The simple answer is yes, electric cars can tow, but only some electric cars are given an officially rated towing capacity. Furthermore, with electric cars which ones can/cannot tow and their towing capacity may surprise you. With this article, I also discuss some of the core benefits of electric cars when it comes to towing which will ultimately make them the superior tow cars to ICE vehicles. The subject of the UK 2030 new petrol/diesel car ban is also discussed, and the implications to the UK caravan/tourism industry.
While the weight of a caravan/trailer is part of the reason the range of an electric car will be reduced while towing, increased aerodynamic drag is also a significant factor. Therefore, this will put pressure on caravan/trailer designers to consider aerodynamic qualities more into the design of their products to give their customers longer towing ranges. Even in these early electric tow car days, owners are finding noticeable differences in towing ranges with different leisure vehicles.
As the range of an electric car can be significantly reduced while towing, buyers will be drawn towards electric tow cars providing the longest range. Typically when towing, the range of an EV will reduce by 50%. Therefore, while range anxiety under normal driving conditions with an EV is becoming less of an issue, towing range anxiety is a different matter. However, you obviously cannot purely pick an electric tow car on its towing range, it also has to meet your towing capacity requirements.
As the range of electric car when towing can be significantly reduced, when you do stop to charge you want to be able to get energy back into the battery as quickly as possible. Therefore with this article, I discuss which electric tow cars have the fastest maximum charging speeds. However, I also discuss how charge rates are not linear, and real-world charging speeds do vary from car to car. To achieve the maximum charge rate of a specific electric tow car you also have to use a compatible rapid charger. More details on that topic in the guide below.
As towing can significantly reduce the range of an EV, typically by 50% (maybe more) getting energy back into the battery during a journey as quickly as possible will be important. Hence, during a long-distance towing journey its likely you are going to need to rapid charge. With this guide, I discuss the various options for rapid charging in the UK. Including the current status of the UK rapid charging network and how its evolving.
Let’s presume you have reached your destination with your electric tow car and caravan/trailer, what are your charging options? As the owner of a small caravan site myself, I discuss the example of charging an EV at a typical caravan site. For instance, how many miles per hour of charge will you get from a caravan service post? While some caravan sites will be able to offer dedicated EV charging, for some caravan sites that will simply not be possible due to high installation costs or infrastructure limitations. Therefore, you need to be aware of all your destination charging options.
Instead of MPG (Miles per Gallon), when it comes to electric tow cars and measuring/comparing efficiency its either Wh/Mile or Miles/kWh. Now, understanding how efficiently an electric car is using its onboard energy can be confusing.
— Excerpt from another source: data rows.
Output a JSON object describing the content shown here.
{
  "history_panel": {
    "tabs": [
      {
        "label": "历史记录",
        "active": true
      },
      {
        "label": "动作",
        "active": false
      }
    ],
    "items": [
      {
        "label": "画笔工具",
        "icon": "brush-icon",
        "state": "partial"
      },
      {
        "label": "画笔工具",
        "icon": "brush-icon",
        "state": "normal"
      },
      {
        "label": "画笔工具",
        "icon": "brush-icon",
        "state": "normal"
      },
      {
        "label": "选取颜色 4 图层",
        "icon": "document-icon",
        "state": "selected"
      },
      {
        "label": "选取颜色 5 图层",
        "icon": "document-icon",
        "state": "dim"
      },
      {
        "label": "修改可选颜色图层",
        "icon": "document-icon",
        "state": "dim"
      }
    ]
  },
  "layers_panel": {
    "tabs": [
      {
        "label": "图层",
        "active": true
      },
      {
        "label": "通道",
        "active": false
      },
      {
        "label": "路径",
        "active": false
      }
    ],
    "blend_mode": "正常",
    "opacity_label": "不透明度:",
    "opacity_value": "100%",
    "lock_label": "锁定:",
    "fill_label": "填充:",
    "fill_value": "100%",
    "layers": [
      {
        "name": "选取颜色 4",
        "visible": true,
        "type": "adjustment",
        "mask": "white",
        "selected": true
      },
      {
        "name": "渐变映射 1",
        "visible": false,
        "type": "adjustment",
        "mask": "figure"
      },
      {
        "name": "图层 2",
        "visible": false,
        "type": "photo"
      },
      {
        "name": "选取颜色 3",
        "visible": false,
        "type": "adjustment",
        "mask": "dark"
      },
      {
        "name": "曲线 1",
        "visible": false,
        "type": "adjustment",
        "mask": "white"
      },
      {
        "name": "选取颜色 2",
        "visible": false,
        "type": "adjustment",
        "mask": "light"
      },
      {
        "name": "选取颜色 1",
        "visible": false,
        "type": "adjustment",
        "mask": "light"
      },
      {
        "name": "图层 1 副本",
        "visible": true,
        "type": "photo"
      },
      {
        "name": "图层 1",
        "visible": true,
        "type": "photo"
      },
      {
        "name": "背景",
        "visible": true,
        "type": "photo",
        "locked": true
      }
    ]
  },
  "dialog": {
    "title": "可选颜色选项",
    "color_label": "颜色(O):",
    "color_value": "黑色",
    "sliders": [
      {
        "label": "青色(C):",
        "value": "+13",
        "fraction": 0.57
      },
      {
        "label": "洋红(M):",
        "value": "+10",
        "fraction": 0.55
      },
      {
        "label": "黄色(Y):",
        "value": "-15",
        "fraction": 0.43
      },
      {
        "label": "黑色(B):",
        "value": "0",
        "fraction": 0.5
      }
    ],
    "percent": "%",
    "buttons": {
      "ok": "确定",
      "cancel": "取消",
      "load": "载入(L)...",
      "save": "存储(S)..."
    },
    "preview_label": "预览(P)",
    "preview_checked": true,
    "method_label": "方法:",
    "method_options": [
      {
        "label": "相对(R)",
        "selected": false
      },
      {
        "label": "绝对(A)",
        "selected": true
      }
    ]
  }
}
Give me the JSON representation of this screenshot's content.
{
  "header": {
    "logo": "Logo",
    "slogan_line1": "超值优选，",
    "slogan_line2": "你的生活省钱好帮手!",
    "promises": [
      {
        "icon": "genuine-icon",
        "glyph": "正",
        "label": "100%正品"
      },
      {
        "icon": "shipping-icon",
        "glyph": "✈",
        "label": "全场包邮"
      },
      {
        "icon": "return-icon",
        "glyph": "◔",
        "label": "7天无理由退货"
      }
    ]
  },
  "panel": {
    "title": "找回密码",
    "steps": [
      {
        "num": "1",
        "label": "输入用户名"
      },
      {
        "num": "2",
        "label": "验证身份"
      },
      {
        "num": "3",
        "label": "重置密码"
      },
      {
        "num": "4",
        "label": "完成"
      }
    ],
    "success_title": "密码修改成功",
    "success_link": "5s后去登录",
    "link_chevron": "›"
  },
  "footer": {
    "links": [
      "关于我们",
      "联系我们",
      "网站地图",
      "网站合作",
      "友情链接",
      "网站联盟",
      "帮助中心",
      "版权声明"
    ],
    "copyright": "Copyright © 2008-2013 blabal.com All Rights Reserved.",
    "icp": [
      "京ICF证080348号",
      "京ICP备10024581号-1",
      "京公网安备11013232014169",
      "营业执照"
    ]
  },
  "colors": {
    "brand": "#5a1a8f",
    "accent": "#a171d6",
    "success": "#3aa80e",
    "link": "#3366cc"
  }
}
With Wh/Mile a lower figure is more efficient, whereas with Miles/kWh a higher figure means higher efficiency. With this guide, I hope to clear up the confusion, along with discussing how towing impacts the efficiency of an electric tow car.
As towing can significantly reduce the range of an EV a new concept has been developed, the self-propelled trailer/caravan. The first prototype examples produced by Dethleffs and Airstream can indeed increase range while towing along with other benefits. However, there are also drawbacks to this approach as I discuss in this article.